What is required: Scan the entries for the word "VGTOKOJ", and copy every line where it appears.

[Collection entries]
•••

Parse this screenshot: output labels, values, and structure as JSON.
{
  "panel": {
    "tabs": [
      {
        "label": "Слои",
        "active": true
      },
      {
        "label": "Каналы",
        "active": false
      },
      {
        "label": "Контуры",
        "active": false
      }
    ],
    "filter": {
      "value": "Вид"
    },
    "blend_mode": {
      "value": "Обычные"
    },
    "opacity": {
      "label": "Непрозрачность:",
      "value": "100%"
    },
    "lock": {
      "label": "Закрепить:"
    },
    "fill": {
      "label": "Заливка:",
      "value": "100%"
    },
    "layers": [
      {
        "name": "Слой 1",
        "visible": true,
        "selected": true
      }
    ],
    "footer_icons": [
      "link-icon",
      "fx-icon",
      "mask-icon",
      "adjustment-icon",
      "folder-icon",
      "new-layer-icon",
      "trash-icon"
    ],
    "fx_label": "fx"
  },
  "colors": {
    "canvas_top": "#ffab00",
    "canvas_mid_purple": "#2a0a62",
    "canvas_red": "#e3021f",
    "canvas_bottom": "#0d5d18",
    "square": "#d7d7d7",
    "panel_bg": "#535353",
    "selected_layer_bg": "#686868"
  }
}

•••

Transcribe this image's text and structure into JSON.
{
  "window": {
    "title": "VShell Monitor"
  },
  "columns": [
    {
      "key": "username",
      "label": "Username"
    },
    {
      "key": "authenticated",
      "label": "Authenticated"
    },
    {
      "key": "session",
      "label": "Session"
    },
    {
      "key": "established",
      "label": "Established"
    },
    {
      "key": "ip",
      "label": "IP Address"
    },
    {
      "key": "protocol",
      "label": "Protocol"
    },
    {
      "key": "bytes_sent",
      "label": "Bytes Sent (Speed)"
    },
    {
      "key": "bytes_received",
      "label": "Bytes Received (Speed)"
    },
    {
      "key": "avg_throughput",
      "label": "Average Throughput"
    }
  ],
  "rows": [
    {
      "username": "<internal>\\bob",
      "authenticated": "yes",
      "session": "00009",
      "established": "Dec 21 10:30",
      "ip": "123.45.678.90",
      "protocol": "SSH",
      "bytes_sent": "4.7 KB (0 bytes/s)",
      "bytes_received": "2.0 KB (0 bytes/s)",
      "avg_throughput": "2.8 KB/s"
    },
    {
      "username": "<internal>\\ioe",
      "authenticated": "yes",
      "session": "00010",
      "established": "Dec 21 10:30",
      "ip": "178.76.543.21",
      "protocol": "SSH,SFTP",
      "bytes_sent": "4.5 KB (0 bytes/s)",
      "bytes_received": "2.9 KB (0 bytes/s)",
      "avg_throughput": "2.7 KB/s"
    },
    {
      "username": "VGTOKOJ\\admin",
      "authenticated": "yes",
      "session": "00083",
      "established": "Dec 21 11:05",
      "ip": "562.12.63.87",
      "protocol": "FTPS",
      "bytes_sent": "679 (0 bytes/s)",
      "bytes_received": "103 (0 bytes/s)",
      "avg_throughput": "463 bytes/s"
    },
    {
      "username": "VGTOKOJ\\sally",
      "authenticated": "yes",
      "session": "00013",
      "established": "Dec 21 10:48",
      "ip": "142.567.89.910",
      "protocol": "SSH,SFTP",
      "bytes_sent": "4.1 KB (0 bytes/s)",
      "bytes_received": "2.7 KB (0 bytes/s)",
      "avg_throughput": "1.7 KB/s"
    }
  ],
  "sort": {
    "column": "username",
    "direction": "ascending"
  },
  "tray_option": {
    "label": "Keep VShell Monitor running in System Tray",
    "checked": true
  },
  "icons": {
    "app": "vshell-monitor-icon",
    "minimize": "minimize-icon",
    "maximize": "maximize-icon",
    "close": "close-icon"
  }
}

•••

Solution to this task:
      "username": "VGTOKOJ\\admin",
      "username": "VGTOKOJ\\sally",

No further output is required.